According to DigitalTrends, there were only 7 volunteers that participated in this study. More research and a larger sample study are needed to better understand these findings.

Featured Image Credit: KylaBorg

CategoriesNewsSocial Media

If Facebook Paid you, Would you Post More?

Facebook recently circulated a survey that suggests they might pay users for sharing content on their personal profile. This might remind people of Tsu, a social media company that “shares revenues with its users and those who invited them into tsu”:

Over the past year, Facebook’s users have shared 21% less personal updates according to Inc.com and 5.5 percent of sharing is down overall. CNET once showed us how “Facebook Fatigue” is a real thing and this could be a way to get social media users excited about posting on Facebook again.

There is little information on how and when Facebook plans to implement paying users for sharing. It might not even be available to everyone. Like Adweek suggests, it might only be for verified accounts. Facebook already pays some creators for sharing videos. One thing Facebook needs to do is to catch up with YouTube on finding and eliminating stolen videos. They have recently announced that they’re about to test a tool “to help stop freebooting“. Facebook should probably take care of this first, before they potentially start paying people for stolen content.

According to Facebook’s survey, some of the ways users could make money is through revenue sharing, donation butons, advertising, branded content and a “tip jar”.

Will more thought be put into Facebook content if users are paid for what they share? Or will people be scrambling to post any stupid thing they think might go viral?

CategoriesNewsSmart PhonesSocial Media

Facebook Messenger Adds New VoIP Feature

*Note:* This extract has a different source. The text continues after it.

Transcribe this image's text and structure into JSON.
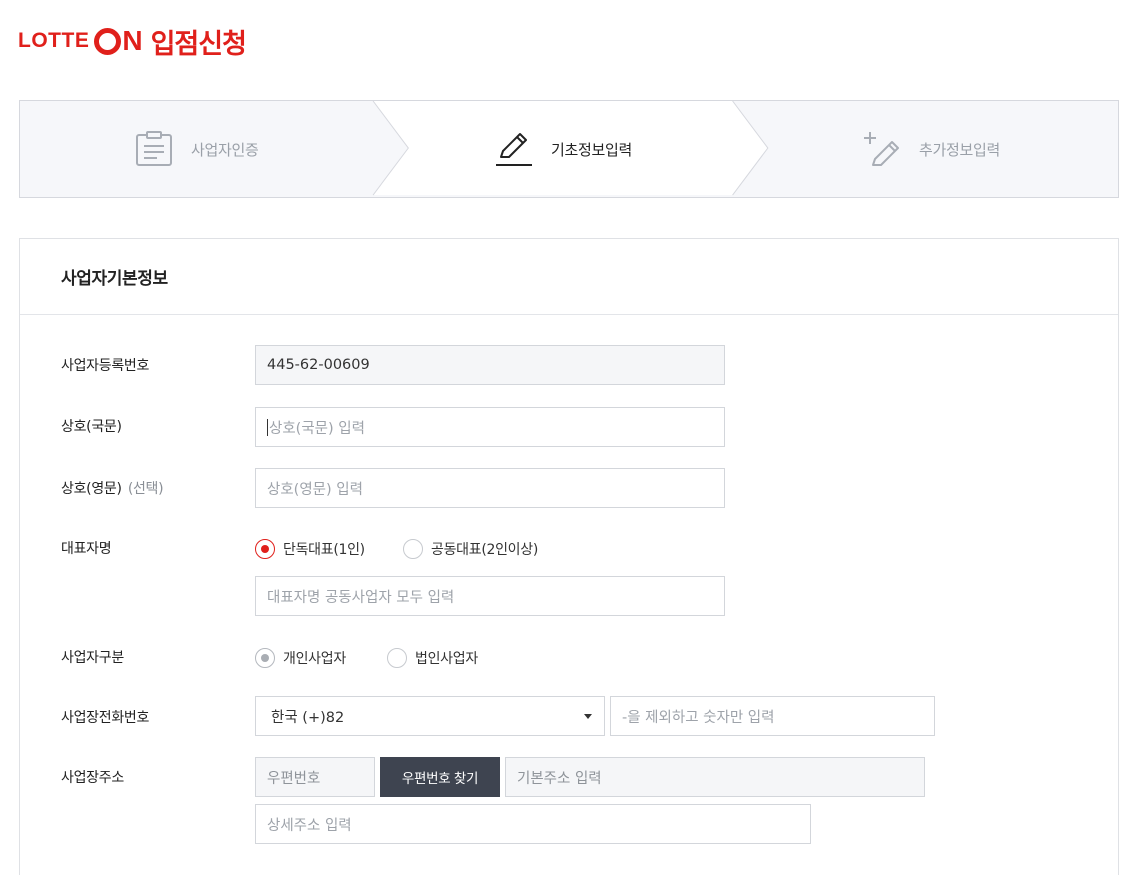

From Gadget Diary: “Facebook Group calling is now available and you can easily do a conference call using the feature.” Here is a sneak peak into the new Facebook Messenger Group Calling app:

Over the next 24 hours, Facebook is going to roll out a new VoIP feature that will allow its users to make group calls to each other. According to TechCrunch, you’ll be able to call up to 12 people simultaneously and it will ring to all of their apps at the same time. If a potential participant misses the call, they will have the option to join up by tapping a phone icon once they’re back at their phone. Video chat is┬ánot available yet, so it isn’t really a replacement for Skype or Google Hangouts at this time. However, calls can be made to any Facebook user anywhere in the world free of charge – which may be attractive to users who currently spend a lot of money on long distance calls.

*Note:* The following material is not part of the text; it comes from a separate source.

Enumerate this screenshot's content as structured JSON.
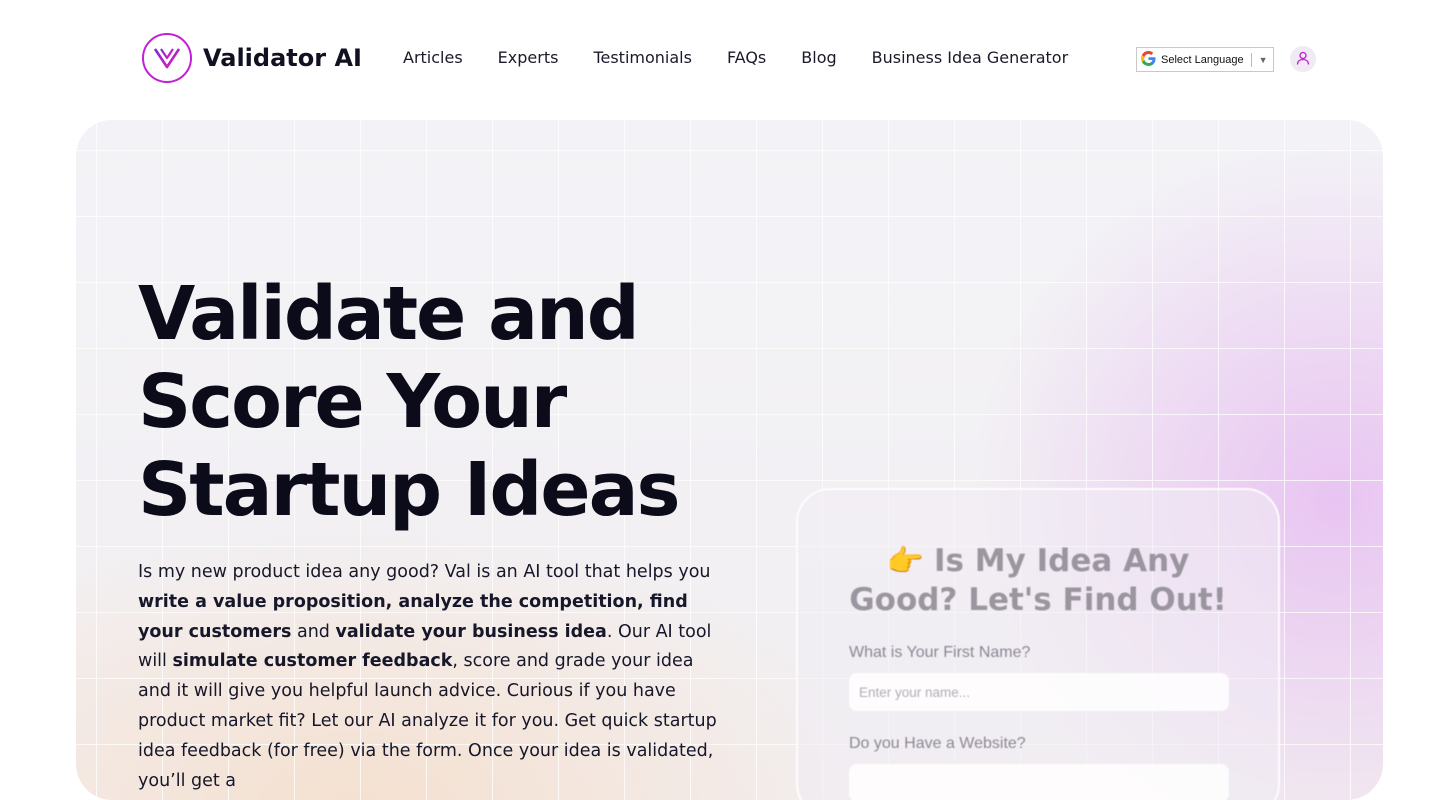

Some people prefer to not have Facebook Messenger installed on their phones because it’s known to violate their privacy by tracking all kinds of phone data and is also a huge drain on both iPhone and Android phone batteries. Could this be a way for the company to get more people to install the app? Would you be willing to reinstall the app to save money on phone charges, or would you utilize one of the many other free VoIP services available? Do you think it’s a good idea to be able to call so many people at once with Facebook messenger? It could take ‘drunk-dialing‘ to a whole new level.